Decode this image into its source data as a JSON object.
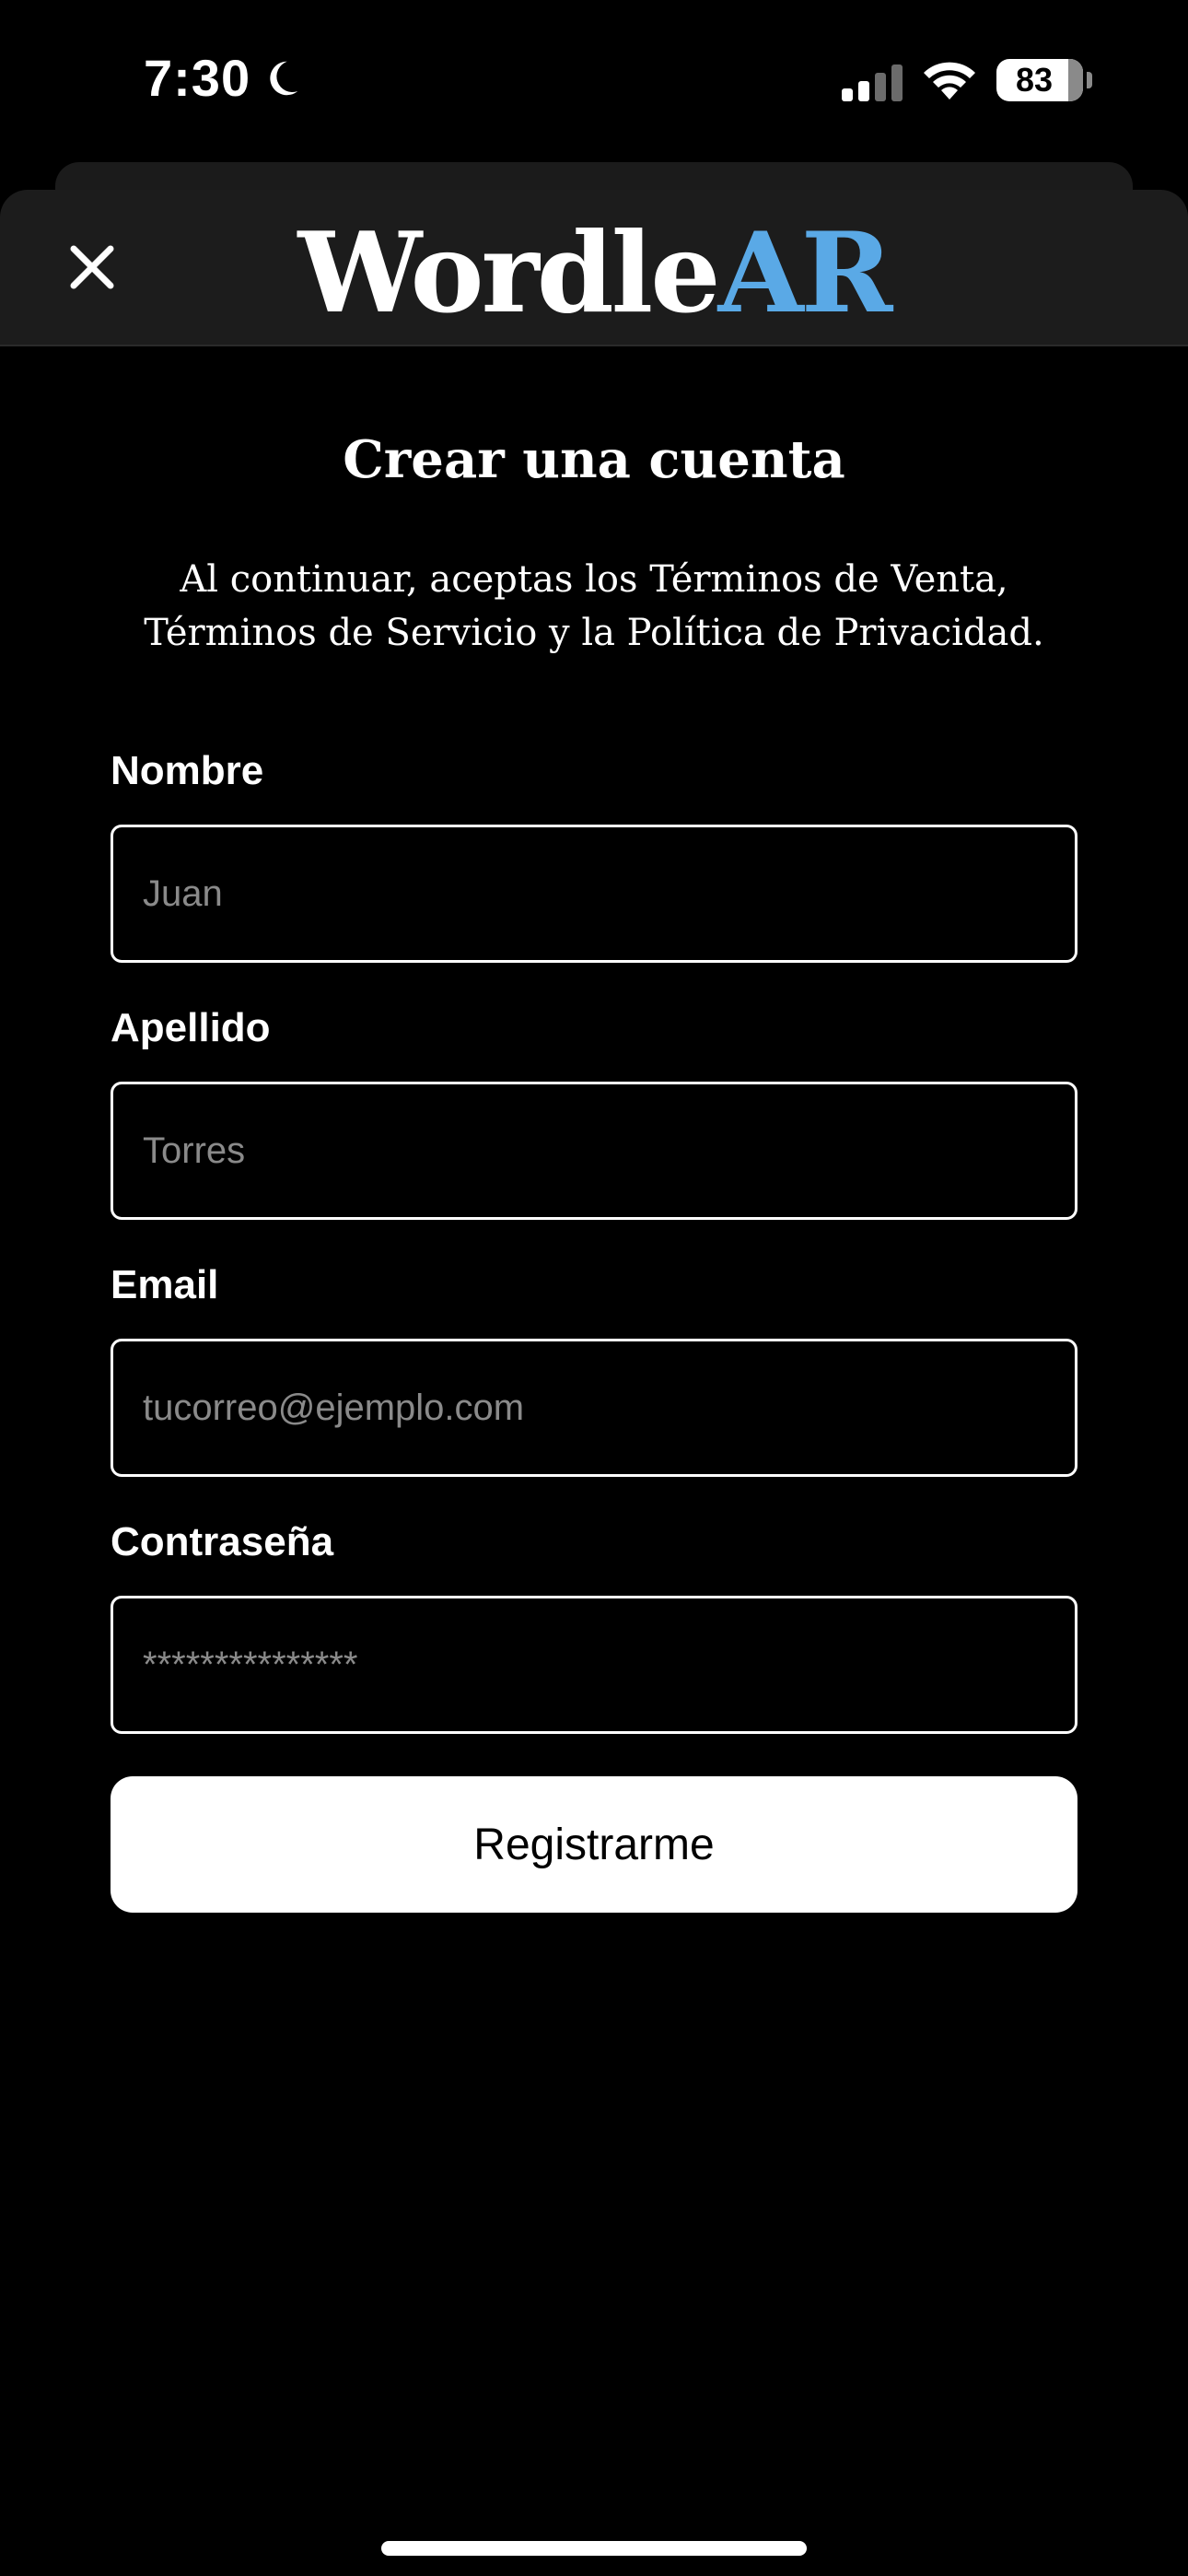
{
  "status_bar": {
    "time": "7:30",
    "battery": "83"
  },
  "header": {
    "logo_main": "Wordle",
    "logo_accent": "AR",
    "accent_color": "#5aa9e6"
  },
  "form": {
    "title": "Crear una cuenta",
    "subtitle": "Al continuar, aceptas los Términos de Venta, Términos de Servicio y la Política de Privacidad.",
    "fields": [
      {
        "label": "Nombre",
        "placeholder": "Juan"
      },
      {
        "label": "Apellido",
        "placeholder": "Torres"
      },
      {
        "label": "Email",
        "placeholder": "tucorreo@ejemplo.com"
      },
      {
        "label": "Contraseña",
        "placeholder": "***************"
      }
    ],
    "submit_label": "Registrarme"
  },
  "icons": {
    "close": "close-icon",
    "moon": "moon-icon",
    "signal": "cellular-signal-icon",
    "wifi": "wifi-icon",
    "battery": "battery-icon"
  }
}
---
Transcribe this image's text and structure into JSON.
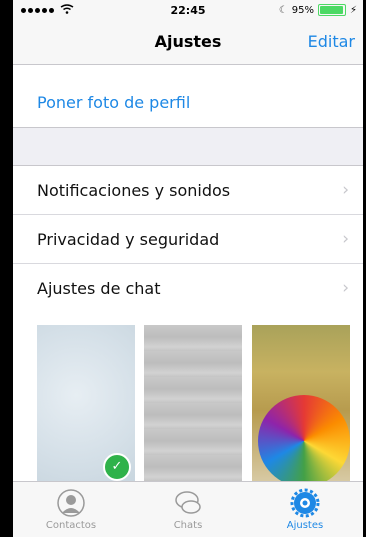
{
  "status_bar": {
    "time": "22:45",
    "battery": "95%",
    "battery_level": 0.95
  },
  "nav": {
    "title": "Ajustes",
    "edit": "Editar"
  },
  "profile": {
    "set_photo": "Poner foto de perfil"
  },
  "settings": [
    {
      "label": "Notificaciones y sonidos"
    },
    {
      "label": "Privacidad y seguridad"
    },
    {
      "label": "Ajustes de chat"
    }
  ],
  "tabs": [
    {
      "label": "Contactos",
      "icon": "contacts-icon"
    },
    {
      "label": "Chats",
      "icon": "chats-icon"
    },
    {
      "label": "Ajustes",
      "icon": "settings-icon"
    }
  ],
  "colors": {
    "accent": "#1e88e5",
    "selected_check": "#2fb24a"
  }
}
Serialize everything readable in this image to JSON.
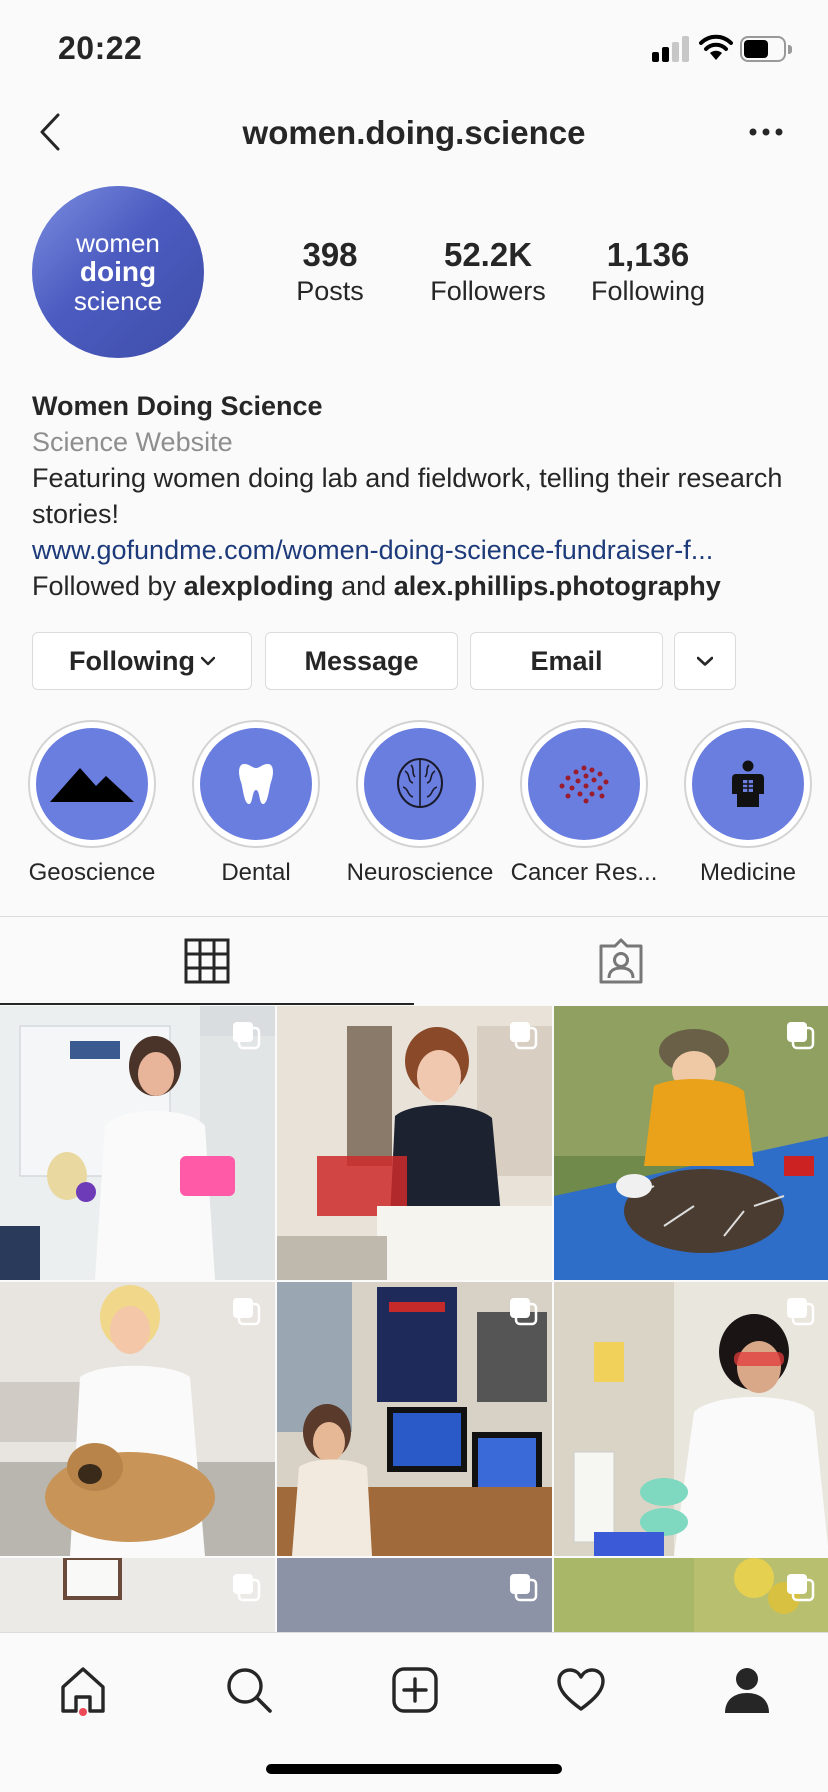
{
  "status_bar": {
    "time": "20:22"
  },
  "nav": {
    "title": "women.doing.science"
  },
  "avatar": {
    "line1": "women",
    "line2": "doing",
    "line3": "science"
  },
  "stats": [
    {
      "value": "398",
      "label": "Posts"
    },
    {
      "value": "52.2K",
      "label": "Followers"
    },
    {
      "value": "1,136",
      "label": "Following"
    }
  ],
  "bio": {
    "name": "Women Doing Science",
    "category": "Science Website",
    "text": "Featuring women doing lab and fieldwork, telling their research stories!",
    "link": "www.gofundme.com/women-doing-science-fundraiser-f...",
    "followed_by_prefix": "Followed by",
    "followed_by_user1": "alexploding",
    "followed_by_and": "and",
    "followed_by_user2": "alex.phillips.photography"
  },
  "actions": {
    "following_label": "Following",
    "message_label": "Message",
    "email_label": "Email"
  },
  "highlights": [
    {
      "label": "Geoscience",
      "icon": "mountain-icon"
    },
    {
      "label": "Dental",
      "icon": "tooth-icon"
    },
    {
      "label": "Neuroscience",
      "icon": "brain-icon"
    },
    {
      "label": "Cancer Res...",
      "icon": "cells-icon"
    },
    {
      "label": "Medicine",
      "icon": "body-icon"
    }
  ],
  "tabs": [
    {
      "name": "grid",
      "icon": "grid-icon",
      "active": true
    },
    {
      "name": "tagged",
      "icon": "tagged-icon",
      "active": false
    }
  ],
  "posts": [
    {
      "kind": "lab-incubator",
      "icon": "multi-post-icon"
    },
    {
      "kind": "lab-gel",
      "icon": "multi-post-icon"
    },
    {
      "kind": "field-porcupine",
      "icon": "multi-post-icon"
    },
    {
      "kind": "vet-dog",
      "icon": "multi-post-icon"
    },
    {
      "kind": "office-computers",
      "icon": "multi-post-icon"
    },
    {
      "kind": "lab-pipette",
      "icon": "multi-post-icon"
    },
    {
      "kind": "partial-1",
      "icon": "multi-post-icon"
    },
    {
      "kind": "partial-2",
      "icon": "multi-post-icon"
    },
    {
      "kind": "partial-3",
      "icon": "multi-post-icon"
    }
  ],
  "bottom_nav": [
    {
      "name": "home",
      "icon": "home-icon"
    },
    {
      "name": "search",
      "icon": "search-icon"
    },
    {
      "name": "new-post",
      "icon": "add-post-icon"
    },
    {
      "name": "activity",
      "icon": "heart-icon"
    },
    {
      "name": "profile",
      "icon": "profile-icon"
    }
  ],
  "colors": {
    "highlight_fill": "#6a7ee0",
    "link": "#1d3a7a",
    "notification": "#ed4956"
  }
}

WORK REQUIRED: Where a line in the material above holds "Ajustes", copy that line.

FINISHED EXERCISE:
    "title": "Ajustes",
      "label": "Ajustes de chat"
      "label": "Ajustes",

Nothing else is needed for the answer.